_WHAT THIS TASK INVOLVES_
Make a verbatim copy of the records; pictures stay out.

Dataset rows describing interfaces

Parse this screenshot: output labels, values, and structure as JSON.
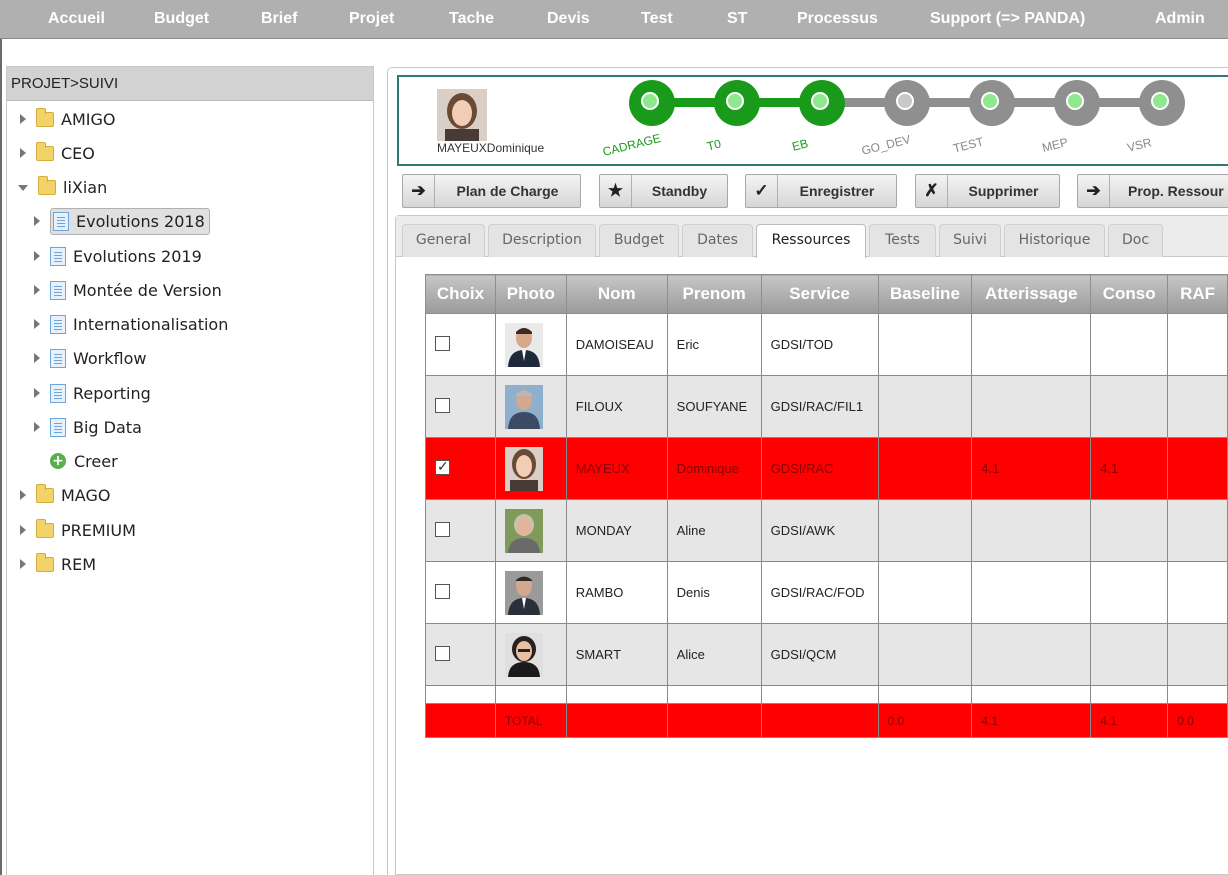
{
  "nav": [
    "Accueil",
    "Budget",
    "Brief",
    "Projet",
    "Tache",
    "Devis",
    "Test",
    "ST",
    "Processus",
    "Support (=> PANDA)",
    "Admin"
  ],
  "tree": {
    "header": "PROJET>SUIVI",
    "items": [
      {
        "label": "AMIGO"
      },
      {
        "label": "CEO"
      },
      {
        "label": "liXian"
      },
      {
        "label": "Evolutions 2018"
      },
      {
        "label": "Evolutions 2019"
      },
      {
        "label": "Montée de Version"
      },
      {
        "label": "Internationalisation"
      },
      {
        "label": "Workflow"
      },
      {
        "label": "Reporting"
      },
      {
        "label": "Big Data"
      },
      {
        "label": "Creer"
      },
      {
        "label": "MAGO"
      },
      {
        "label": "PREMIUM"
      },
      {
        "label": "REM"
      }
    ]
  },
  "owner": {
    "name": "MAYEUXDominique"
  },
  "workflow": {
    "steps": [
      {
        "label": "CADRAGE",
        "status": "done"
      },
      {
        "label": "T0",
        "status": "done"
      },
      {
        "label": "EB",
        "status": "done"
      },
      {
        "label": "GO_DEV",
        "status": "current"
      },
      {
        "label": "TEST",
        "status": "pending"
      },
      {
        "label": "MEP",
        "status": "pending"
      },
      {
        "label": "VSR",
        "status": "pending"
      }
    ],
    "colors": {
      "done": "#1a9a1a",
      "pending": "#8f8f8f",
      "dot_green": "#8ee88e",
      "dot_grey": "#c8c8c8"
    }
  },
  "actions": [
    {
      "label": "Plan de Charge",
      "icon": "arrow-right-icon"
    },
    {
      "label": "Standby",
      "icon": "star-icon"
    },
    {
      "label": "Enregistrer",
      "icon": "check-icon"
    },
    {
      "label": "Supprimer",
      "icon": "cross-icon"
    },
    {
      "label": "Prop. Ressour",
      "icon": "arrow-right-icon"
    }
  ],
  "tabs": [
    {
      "label": "General"
    },
    {
      "label": "Description"
    },
    {
      "label": "Budget"
    },
    {
      "label": "Dates"
    },
    {
      "label": "Ressources",
      "active": true
    },
    {
      "label": "Tests"
    },
    {
      "label": "Suivi"
    },
    {
      "label": "Historique"
    },
    {
      "label": "Doc"
    }
  ],
  "table": {
    "columns": [
      "Choix",
      "Photo",
      "Nom",
      "Prenom",
      "Service",
      "Baseline",
      "Atterissage",
      "Conso",
      "RAF"
    ],
    "rows": [
      {
        "nom": "DAMOISEAU",
        "prenom": "Eric",
        "service": "GDSI/TOD",
        "baseline": "",
        "atterissage": "",
        "conso": "",
        "raf": "",
        "checked": false
      },
      {
        "nom": "FILOUX",
        "prenom": "SOUFYANE",
        "service": "GDSI/RAC/FIL1",
        "baseline": "",
        "atterissage": "",
        "conso": "",
        "raf": "",
        "checked": false
      },
      {
        "nom": "MAYEUX",
        "prenom": "Dominique",
        "service": "GDSI/RAC",
        "baseline": "",
        "atterissage": "4.1",
        "conso": "4.1",
        "raf": "",
        "checked": true
      },
      {
        "nom": "MONDAY",
        "prenom": "Aline",
        "service": "GDSI/AWK",
        "baseline": "",
        "atterissage": "",
        "conso": "",
        "raf": "",
        "checked": false
      },
      {
        "nom": "RAMBO",
        "prenom": "Denis",
        "service": "GDSI/RAC/FOD",
        "baseline": "",
        "atterissage": "",
        "conso": "",
        "raf": "",
        "checked": false
      },
      {
        "nom": "SMART",
        "prenom": "Alice",
        "service": "GDSI/QCM",
        "baseline": "",
        "atterissage": "",
        "conso": "",
        "raf": "",
        "checked": false
      }
    ],
    "total": {
      "label": "TOTAL",
      "baseline": "0.0",
      "atterissage": "4.1",
      "conso": "4.1",
      "raf": "0.0"
    }
  },
  "colors": {
    "selected_row": "#ff0000",
    "header_bar": "#b0b0b0",
    "workflow_border": "#2e7a72"
  }
}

_WORKED SOLUTION_
Parse this screenshot: output labels, values, and structure as JSON.
{
  "nav": [
    "Accueil",
    "Budget",
    "Brief",
    "Projet",
    "Tache",
    "Devis",
    "Test",
    "ST",
    "Processus",
    "Support (=> PANDA)",
    "Admin"
  ],
  "tree": {
    "header": "PROJET>SUIVI",
    "items": [
      {
        "label": "AMIGO"
      },
      {
        "label": "CEO"
      },
      {
        "label": "liXian"
      },
      {
        "label": "Evolutions 2018"
      },
      {
        "label": "Evolutions 2019"
      },
      {
        "label": "Montée de Version"
      },
      {
        "label": "Internationalisation"
      },
      {
        "label": "Workflow"
      },
      {
        "label": "Reporting"
      },
      {
        "label": "Big Data"
      },
      {
        "label": "Creer"
      },
      {
        "label": "MAGO"
      },
      {
        "label": "PREMIUM"
      },
      {
        "label": "REM"
      }
    ]
  },
  "owner": {
    "name": "MAYEUXDominique"
  },
  "workflow": {
    "steps": [
      {
        "label": "CADRAGE",
        "status": "done"
      },
      {
        "label": "T0",
        "status": "done"
      },
      {
        "label": "EB",
        "status": "done"
      },
      {
        "label": "GO_DEV",
        "status": "current"
      },
      {
        "label": "TEST",
        "status": "pending"
      },
      {
        "label": "MEP",
        "status": "pending"
      },
      {
        "label": "VSR",
        "status": "pending"
      }
    ],
    "colors": {
      "done": "#1a9a1a",
      "pending": "#8f8f8f",
      "dot_green": "#8ee88e",
      "dot_grey": "#c8c8c8"
    }
  },
  "actions": [
    {
      "label": "Plan de Charge",
      "icon": "arrow-right-icon"
    },
    {
      "label": "Standby",
      "icon": "star-icon"
    },
    {
      "label": "Enregistrer",
      "icon": "check-icon"
    },
    {
      "label": "Supprimer",
      "icon": "cross-icon"
    },
    {
      "label": "Prop. Ressour",
      "icon": "arrow-right-icon"
    }
  ],
  "tabs": [
    {
      "label": "General"
    },
    {
      "label": "Description"
    },
    {
      "label": "Budget"
    },
    {
      "label": "Dates"
    },
    {
      "label": "Ressources",
      "active": true
    },
    {
      "label": "Tests"
    },
    {
      "label": "Suivi"
    },
    {
      "label": "Historique"
    },
    {
      "label": "Doc"
    }
  ],
  "table": {
    "columns": [
      "Choix",
      "Photo",
      "Nom",
      "Prenom",
      "Service",
      "Baseline",
      "Atterissage",
      "Conso",
      "RAF"
    ],
    "rows": [
      {
        "nom": "DAMOISEAU",
        "prenom": "Eric",
        "service": "GDSI/TOD",
        "baseline": "",
        "atterissage": "",
        "conso": "",
        "raf": "",
        "checked": false
      },
      {
        "nom": "FILOUX",
        "prenom": "SOUFYANE",
        "service": "GDSI/RAC/FIL1",
        "baseline": "",
        "atterissage": "",
        "conso": "",
        "raf": "",
        "checked": false
      },
      {
        "nom": "MAYEUX",
        "prenom": "Dominique",
        "service": "GDSI/RAC",
        "baseline": "",
        "atterissage": "4.1",
        "conso": "4.1",
        "raf": "",
        "checked": true
      },
      {
        "nom": "MONDAY",
        "prenom": "Aline",
        "service": "GDSI/AWK",
        "baseline": "",
        "atterissage": "",
        "conso": "",
        "raf": "",
        "checked": false
      },
      {
        "nom": "RAMBO",
        "prenom": "Denis",
        "service": "GDSI/RAC/FOD",
        "baseline": "",
        "atterissage": "",
        "conso": "",
        "raf": "",
        "checked": false
      },
      {
        "nom": "SMART",
        "prenom": "Alice",
        "service": "GDSI/QCM",
        "baseline": "",
        "atterissage": "",
        "conso": "",
        "raf": "",
        "checked": false
      }
    ],
    "total": {
      "label": "TOTAL",
      "baseline": "0.0",
      "atterissage": "4.1",
      "conso": "4.1",
      "raf": "0.0"
    }
  },
  "colors": {
    "selected_row": "#ff0000",
    "header_bar": "#b0b0b0",
    "workflow_border": "#2e7a72"
  }
}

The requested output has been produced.